[Start of section]

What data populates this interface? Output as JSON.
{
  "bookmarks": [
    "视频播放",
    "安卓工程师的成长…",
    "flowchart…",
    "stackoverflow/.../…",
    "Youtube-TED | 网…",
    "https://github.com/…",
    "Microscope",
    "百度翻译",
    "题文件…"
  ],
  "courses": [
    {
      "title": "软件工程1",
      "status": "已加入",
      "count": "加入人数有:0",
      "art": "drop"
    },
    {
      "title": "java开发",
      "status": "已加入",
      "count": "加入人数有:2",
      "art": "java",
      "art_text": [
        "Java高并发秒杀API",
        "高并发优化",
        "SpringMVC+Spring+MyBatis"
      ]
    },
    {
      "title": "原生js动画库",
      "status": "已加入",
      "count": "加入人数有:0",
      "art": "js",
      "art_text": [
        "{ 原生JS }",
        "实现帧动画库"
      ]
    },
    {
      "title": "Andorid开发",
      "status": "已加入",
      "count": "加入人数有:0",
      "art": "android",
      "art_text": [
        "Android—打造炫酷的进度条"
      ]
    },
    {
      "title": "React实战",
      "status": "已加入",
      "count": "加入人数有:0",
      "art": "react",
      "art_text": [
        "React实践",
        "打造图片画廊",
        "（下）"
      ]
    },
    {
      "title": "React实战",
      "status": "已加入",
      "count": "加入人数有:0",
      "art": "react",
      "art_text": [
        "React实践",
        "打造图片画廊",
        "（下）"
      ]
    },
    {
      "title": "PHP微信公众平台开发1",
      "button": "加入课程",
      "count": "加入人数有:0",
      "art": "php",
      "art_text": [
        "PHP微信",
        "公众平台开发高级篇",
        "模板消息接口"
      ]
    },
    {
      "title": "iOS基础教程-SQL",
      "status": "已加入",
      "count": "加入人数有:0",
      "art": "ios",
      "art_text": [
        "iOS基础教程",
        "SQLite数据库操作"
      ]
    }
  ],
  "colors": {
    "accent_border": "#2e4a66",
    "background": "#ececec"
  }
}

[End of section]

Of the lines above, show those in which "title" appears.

      "title": "软件工程1",
      "title": "java开发",
      "title": "原生js动画库",
      "title": "Andorid开发",
      "title": "React实战",
      "title": "React实战",
      "title": "PHP微信公众平台开发1",
      "title": "iOS基础教程-SQL",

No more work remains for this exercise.